→ **AVAILABLE DATA**:
######
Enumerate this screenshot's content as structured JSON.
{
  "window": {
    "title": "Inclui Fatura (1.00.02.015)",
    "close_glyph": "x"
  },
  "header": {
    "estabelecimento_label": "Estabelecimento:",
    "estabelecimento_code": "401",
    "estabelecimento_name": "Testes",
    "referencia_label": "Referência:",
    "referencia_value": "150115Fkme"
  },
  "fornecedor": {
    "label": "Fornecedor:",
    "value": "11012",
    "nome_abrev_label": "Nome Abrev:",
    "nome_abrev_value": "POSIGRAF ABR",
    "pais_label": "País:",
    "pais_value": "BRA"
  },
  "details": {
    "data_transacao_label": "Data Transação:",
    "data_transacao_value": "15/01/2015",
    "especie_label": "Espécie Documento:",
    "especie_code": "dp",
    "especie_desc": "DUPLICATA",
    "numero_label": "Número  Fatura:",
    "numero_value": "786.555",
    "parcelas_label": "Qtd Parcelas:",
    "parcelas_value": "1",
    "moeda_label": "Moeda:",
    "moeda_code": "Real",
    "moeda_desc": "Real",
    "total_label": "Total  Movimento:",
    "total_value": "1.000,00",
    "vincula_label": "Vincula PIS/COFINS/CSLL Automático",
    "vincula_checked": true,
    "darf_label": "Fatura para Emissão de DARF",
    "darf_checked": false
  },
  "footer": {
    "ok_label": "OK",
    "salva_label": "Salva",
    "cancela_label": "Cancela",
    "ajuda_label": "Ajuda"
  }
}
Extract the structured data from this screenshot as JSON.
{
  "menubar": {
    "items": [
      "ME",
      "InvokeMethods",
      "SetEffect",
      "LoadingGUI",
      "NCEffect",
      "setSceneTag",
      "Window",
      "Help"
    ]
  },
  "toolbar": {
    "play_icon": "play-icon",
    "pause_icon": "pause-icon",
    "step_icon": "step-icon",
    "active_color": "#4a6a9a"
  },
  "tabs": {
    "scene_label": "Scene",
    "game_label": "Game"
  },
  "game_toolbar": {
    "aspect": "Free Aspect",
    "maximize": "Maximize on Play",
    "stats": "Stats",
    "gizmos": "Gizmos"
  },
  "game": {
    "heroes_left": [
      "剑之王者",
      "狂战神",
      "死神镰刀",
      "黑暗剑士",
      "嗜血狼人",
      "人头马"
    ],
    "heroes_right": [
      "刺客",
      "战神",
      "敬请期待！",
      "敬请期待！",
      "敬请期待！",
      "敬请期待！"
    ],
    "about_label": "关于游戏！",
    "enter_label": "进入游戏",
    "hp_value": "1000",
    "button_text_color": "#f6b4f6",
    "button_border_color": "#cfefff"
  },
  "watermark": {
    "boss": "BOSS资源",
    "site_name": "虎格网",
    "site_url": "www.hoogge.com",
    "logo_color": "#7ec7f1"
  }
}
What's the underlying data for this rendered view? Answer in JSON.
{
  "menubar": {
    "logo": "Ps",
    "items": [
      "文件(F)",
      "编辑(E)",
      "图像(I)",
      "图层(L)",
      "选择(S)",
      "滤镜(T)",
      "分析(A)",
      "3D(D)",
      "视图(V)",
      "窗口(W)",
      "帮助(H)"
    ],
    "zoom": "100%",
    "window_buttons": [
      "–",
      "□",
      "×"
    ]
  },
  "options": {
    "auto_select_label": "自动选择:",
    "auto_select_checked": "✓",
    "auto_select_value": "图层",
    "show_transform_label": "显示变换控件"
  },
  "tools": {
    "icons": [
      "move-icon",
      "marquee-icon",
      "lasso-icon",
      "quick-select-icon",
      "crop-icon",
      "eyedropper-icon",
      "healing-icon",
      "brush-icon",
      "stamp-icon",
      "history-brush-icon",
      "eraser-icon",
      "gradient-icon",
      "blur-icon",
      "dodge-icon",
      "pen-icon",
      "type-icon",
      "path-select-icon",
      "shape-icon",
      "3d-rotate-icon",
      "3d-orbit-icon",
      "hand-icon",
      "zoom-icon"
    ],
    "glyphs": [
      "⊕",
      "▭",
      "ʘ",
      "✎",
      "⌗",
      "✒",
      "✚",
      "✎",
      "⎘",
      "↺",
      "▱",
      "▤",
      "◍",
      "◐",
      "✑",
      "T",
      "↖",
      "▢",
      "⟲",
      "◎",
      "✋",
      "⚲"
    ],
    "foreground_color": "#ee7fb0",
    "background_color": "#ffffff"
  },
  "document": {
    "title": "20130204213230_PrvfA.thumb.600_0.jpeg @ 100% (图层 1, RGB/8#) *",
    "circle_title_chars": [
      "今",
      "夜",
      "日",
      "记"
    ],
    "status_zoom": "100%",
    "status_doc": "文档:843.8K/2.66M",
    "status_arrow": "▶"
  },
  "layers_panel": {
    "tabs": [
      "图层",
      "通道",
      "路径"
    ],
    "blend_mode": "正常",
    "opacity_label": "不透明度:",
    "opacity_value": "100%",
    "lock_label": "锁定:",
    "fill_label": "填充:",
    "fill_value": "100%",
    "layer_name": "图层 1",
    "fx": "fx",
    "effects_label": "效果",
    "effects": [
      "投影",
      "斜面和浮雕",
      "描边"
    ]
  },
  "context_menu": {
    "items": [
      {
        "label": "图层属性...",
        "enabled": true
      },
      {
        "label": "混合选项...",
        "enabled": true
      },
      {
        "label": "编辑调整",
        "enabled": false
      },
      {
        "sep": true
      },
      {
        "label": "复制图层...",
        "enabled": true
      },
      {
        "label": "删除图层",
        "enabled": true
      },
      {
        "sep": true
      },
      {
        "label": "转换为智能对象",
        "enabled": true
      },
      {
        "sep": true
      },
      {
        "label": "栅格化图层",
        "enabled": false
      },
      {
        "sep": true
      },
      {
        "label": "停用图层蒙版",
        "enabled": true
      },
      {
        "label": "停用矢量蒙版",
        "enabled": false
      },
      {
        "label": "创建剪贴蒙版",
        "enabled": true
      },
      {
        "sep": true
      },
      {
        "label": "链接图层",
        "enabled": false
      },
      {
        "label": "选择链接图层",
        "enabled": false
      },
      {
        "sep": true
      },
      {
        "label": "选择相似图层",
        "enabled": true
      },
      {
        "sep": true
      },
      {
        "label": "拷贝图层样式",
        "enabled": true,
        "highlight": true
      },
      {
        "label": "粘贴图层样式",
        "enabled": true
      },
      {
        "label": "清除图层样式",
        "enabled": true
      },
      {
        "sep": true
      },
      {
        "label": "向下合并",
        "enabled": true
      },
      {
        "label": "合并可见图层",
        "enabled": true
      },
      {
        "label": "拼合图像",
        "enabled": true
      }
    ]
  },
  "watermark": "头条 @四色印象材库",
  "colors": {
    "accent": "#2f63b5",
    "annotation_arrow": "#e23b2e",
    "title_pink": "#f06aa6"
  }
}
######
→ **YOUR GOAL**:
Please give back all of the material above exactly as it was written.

→ **RESULT FOR THIS TASK**:
Enumerate this screenshot's content as structured JSON.
{
  "window": {
    "title": "Inclui Fatura (1.00.02.015)",
    "close_glyph": "x"
  },
  "header": {
    "estabelecimento_label": "Estabelecimento:",
    "estabelecimento_code": "401",
    "estabelecimento_name": "Testes",
    "referencia_label": "Referência:",
    "referencia_value": "150115Fkme"
  },
  "fornecedor": {
    "label": "Fornecedor:",
    "value": "11012",
    "nome_abrev_label": "Nome Abrev:",
    "nome_abrev_value": "POSIGRAF ABR",
    "pais_label": "País:",
    "pais_value": "BRA"
  },
  "details": {
    "data_transacao_label": "Data Transação:",
    "data_transacao_value": "15/01/2015",
    "especie_label": "Espécie Documento:",
    "especie_code": "dp",
    "especie_desc": "DUPLICATA",
    "numero_label": "Número  Fatura:",
    "numero_value": "786.555",
    "parcelas_label": "Qtd Parcelas:",
    "parcelas_value": "1",
    "moeda_label": "Moeda:",
    "moeda_code": "Real",
    "moeda_desc": "Real",
    "total_label": "Total  Movimento:",
    "total_value": "1.000,00",
    "vincula_label": "Vincula PIS/COFINS/CSLL Automático",
    "vincula_checked": true,
    "darf_label": "Fatura para Emissão de DARF",
    "darf_checked": false
  },
  "footer": {
    "ok_label": "OK",
    "salva_label": "Salva",
    "cancela_label": "Cancela",
    "ajuda_label": "Ajuda"
  }
}
Extract the structured data from this screenshot as JSON.
{
  "menubar": {
    "items": [
      "ME",
      "InvokeMethods",
      "SetEffect",
      "LoadingGUI",
      "NCEffect",
      "setSceneTag",
      "Window",
      "Help"
    ]
  },
  "toolbar": {
    "play_icon": "play-icon",
    "pause_icon": "pause-icon",
    "step_icon": "step-icon",
    "active_color": "#4a6a9a"
  },
  "tabs": {
    "scene_label": "Scene",
    "game_label": "Game"
  },
  "game_toolbar": {
    "aspect": "Free Aspect",
    "maximize": "Maximize on Play",
    "stats": "Stats",
    "gizmos": "Gizmos"
  },
  "game": {
    "heroes_left": [
      "剑之王者",
      "狂战神",
      "死神镰刀",
      "黑暗剑士",
      "嗜血狼人",
      "人头马"
    ],
    "heroes_right": [
      "刺客",
      "战神",
      "敬请期待！",
      "敬请期待！",
      "敬请期待！",
      "敬请期待！"
    ],
    "about_label": "关于游戏！",
    "enter_label": "进入游戏",
    "hp_value": "1000",
    "button_text_color": "#f6b4f6",
    "button_border_color": "#cfefff"
  },
  "watermark": {
    "boss": "BOSS资源",
    "site_name": "虎格网",
    "site_url": "www.hoogge.com",
    "logo_color": "#7ec7f1"
  }
}
What's the underlying data for this rendered view? Answer in JSON.
{
  "menubar": {
    "logo": "Ps",
    "items": [
      "文件(F)",
      "编辑(E)",
      "图像(I)",
      "图层(L)",
      "选择(S)",
      "滤镜(T)",
      "分析(A)",
      "3D(D)",
      "视图(V)",
      "窗口(W)",
      "帮助(H)"
    ],
    "zoom": "100%",
    "window_buttons": [
      "–",
      "□",
      "×"
    ]
  },
  "options": {
    "auto_select_label": "自动选择:",
    "auto_select_checked": "✓",
    "auto_select_value": "图层",
    "show_transform_label": "显示变换控件"
  },
  "tools": {
    "icons": [
      "move-icon",
      "marquee-icon",
      "lasso-icon",
      "quick-select-icon",
      "crop-icon",
      "eyedropper-icon",
      "healing-icon",
      "brush-icon",
      "stamp-icon",
      "history-brush-icon",
      "eraser-icon",
      "gradient-icon",
      "blur-icon",
      "dodge-icon",
      "pen-icon",
      "type-icon",
      "path-select-icon",
      "shape-icon",
      "3d-rotate-icon",
      "3d-orbit-icon",
      "hand-icon",
      "zoom-icon"
    ],
    "glyphs": [
      "⊕",
      "▭",
      "ʘ",
      "✎",
      "⌗",
      "✒",
      "✚",
      "✎",
      "⎘",
      "↺",
      "▱",
      "▤",
      "◍",
      "◐",
      "✑",
      "T",
      "↖",
      "▢",
      "⟲",
      "◎",
      "✋",
      "⚲"
    ],
    "foreground_color": "#ee7fb0",
    "background_color": "#ffffff"
  },
  "document": {
    "title": "20130204213230_PrvfA.thumb.600_0.jpeg @ 100% (图层 1, RGB/8#) *",
    "circle_title_chars": [
      "今",
      "夜",
      "日",
      "记"
    ],
    "status_zoom": "100%",
    "status_doc": "文档:843.8K/2.66M",
    "status_arrow": "▶"
  },
  "layers_panel": {
    "tabs": [
      "图层",
      "通道",
      "路径"
    ],
    "blend_mode": "正常",
    "opacity_label": "不透明度:",
    "opacity_value": "100%",
    "lock_label": "锁定:",
    "fill_label": "填充:",
    "fill_value": "100%",
    "layer_name": "图层 1",
    "fx": "fx",
    "effects_label": "效果",
    "effects": [
      "投影",
      "斜面和浮雕",
      "描边"
    ]
  },
  "context_menu": {
    "items": [
      {
        "label": "图层属性...",
        "enabled": true
      },
      {
        "label": "混合选项...",
        "enabled": true
      },
      {
        "label": "编辑调整",
        "enabled": false
      },
      {
        "sep": true
      },
      {
        "label": "复制图层...",
        "enabled": true
      },
      {
        "label": "删除图层",
        "enabled": true
      },
      {
        "sep": true
      },
      {
        "label": "转换为智能对象",
        "enabled": true
      },
      {
        "sep": true
      },
      {
        "label": "栅格化图层",
        "enabled": false
      },
      {
        "sep": true
      },
      {
        "label": "停用图层蒙版",
        "enabled": true
      },
      {
        "label": "停用矢量蒙版",
        "enabled": false
      },
      {
        "label": "创建剪贴蒙版",
        "enabled": true
      },
      {
        "sep": true
      },
      {
        "label": "链接图层",
        "enabled": false
      },
      {
        "label": "选择链接图层",
        "enabled": false
      },
      {
        "sep": true
      },
      {
        "label": "选择相似图层",
        "enabled": true
      },
      {
        "sep": true
      },
      {
        "label": "拷贝图层样式",
        "enabled": true,
        "highlight": true
      },
      {
        "label": "粘贴图层样式",
        "enabled": true
      },
      {
        "label": "清除图层样式",
        "enabled": true
      },
      {
        "sep": true
      },
      {
        "label": "向下合并",
        "enabled": true
      },
      {
        "label": "合并可见图层",
        "enabled": true
      },
      {
        "label": "拼合图像",
        "enabled": true
      }
    ]
  },
  "watermark": "头条 @四色印象材库",
  "colors": {
    "accent": "#2f63b5",
    "annotation_arrow": "#e23b2e",
    "title_pink": "#f06aa6"
  }
}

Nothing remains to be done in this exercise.